Sunday, September 16, 2007

Sales Skills 101: Give Customers an Option

A few months ago I joined a DVD rental club called Vclub located in the San Gabriel Square. The idea of the store is pretty simple:
  • The DVD renting machines operate 24/7
  • You use their machines to return DVDs, browse the catalog and get DVDs. No human is involved in the process
  • There's no limit on how long you can rent a DVD, but you can only keep 1 or 2 DVDs (depends on your plan) at one time
  • There's no limit on how many DVDs you would like to watch in one year (or one month, depends on your plan)
  • You can reserve a DVD using their website
When you sign up as a member, they also give you some credits so that you can use them to trade for their gifts, such as a DVD player (not sure if this is still true though). One bad thing about it is that they don't really have DVDs for TVB's series and those are usually the ones I like to watch.

So, I thought to myself,

"Hmmm what should I do? On one hand, I really would like to get a region free DVD player. On the other hand, I'm not really interested in TV series other than the ones from TVB, so I may not end up watching that many of them, which is not worth the money..."

"There's no hurry! You can go home and think about it and come back anytime if you're interested," said the salesgirl with a sweet smile on her face.

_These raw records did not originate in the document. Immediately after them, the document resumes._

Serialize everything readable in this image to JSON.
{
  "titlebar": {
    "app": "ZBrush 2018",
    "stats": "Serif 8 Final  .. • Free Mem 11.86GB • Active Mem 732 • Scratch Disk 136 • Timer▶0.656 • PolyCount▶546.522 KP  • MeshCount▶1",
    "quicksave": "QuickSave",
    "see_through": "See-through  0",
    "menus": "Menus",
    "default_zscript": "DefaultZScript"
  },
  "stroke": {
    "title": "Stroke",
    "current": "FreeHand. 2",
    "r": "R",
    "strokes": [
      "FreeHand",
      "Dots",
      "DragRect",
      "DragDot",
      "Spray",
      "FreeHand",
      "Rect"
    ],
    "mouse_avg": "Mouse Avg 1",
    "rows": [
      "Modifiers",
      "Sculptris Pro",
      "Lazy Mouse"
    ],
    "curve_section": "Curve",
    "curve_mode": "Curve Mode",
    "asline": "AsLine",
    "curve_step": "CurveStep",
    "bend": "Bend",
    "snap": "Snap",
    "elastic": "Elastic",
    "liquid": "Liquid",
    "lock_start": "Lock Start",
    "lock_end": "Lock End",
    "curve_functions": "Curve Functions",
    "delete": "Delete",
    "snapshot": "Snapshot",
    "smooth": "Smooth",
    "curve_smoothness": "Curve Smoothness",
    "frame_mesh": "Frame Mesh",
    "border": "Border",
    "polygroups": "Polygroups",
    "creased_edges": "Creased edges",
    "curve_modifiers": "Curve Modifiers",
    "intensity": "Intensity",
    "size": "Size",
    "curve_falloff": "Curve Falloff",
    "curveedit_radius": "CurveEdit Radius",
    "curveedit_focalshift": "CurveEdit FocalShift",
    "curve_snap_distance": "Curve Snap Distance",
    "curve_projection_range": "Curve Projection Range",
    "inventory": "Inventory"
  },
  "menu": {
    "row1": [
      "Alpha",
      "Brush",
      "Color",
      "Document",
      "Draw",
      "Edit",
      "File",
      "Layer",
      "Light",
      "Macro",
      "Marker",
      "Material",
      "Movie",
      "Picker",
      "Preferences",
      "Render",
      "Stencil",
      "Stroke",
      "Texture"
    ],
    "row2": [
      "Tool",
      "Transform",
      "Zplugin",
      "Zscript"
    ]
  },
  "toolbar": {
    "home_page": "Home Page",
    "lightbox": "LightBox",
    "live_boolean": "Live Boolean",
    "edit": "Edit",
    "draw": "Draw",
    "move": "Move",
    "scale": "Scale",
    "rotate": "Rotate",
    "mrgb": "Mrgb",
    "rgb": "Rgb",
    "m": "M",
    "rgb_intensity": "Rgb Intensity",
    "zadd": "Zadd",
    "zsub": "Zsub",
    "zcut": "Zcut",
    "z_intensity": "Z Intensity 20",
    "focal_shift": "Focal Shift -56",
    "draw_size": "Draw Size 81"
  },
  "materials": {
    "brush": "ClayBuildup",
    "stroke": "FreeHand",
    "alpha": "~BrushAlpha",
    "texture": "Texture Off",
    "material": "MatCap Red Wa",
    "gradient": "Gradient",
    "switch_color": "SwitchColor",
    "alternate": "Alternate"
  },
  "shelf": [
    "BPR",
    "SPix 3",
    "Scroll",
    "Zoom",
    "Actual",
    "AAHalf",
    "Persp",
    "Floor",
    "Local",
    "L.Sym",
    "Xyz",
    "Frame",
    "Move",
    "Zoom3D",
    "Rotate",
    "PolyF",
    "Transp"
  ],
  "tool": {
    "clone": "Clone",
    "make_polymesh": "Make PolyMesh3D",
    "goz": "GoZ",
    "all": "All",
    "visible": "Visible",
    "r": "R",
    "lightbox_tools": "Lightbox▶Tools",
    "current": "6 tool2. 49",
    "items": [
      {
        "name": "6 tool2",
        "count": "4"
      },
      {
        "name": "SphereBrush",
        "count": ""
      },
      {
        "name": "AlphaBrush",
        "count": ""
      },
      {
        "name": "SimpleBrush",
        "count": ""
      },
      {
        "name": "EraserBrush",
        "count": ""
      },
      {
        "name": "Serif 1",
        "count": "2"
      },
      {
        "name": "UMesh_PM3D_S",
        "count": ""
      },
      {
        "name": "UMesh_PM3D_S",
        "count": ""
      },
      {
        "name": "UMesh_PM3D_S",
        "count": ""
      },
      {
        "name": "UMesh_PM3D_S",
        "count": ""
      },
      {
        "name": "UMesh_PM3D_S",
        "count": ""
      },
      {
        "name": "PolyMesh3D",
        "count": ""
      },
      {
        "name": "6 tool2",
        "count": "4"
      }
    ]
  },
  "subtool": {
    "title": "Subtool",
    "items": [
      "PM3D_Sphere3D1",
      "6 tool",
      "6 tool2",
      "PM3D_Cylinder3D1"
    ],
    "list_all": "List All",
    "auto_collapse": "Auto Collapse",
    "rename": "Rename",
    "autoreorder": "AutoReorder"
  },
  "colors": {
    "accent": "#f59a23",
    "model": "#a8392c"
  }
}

So I left the store and thought about the deal as I wandered around the plaza. At last, I went back and signed up as a member.

And it turned out that TV series produced by mainland China were pretty good too :P

As good as the TV series from China can be, however, I would not have signed up if not because of the excellent attitude that salesgirl had when she tried to sell the membership to me.

I'm a very detail-oriented person, so you can guess that I have asked her quite a lot of questions about the plan. She patiently answered all the questions and explained to me until I got all the details right. When I was about to leave, not only didn't she give me any pressure, she greeted me happily and welcomed me to come back if I was interested.

If you are/want to be a salesperson, remember this: always, SINCERELY, give the customer an option to say no to your product/service.


This is perhaps the No. 1 rule a salesperson should abide by, and it's so obviously true, right? Believe it or not, MANY, MANY salespeople that I encountered before have absolutely no idea about it. (Or, they know about it but choose to ignore it, which is like knowing that studying will improve you grade but you choose to be lazy)

When you try to sell something to a customer, the customer isn't merely buying the product/service. S/he is also buying your attitude: the tone of your voice, your facial expression, your body movements, your smile, basically everything the customer can perceive from you. No matter how tiny it is, the customer can feel it.

You want to sell something to earn a commission, trust me, the customer knows about it (Duh, you're a salesperson). There's just no need to convey any additional message about how much you want to sell (such as frowning when the customer says no).

What the customer cares about is whether s/he needs the product/service, and, actually even more important, whether s/he is happy buying it from you.

Frown at me when I say no to you? Even I need it, I won't buy it from you; there're always some other people selling the same stuff. I'll probably ask my friends not to go to your store too.

Sincerely give me the option to buy it from you or your competitor? Even if I don't buy it from you this time, I'll definitely visit your store again and perhaps buy some other products and refer my friends to you.

If you can't even do this simple thing, that is, giving customers an option, don't be a salesperson, do something else. Both your boss and customers will thank you for your decision :P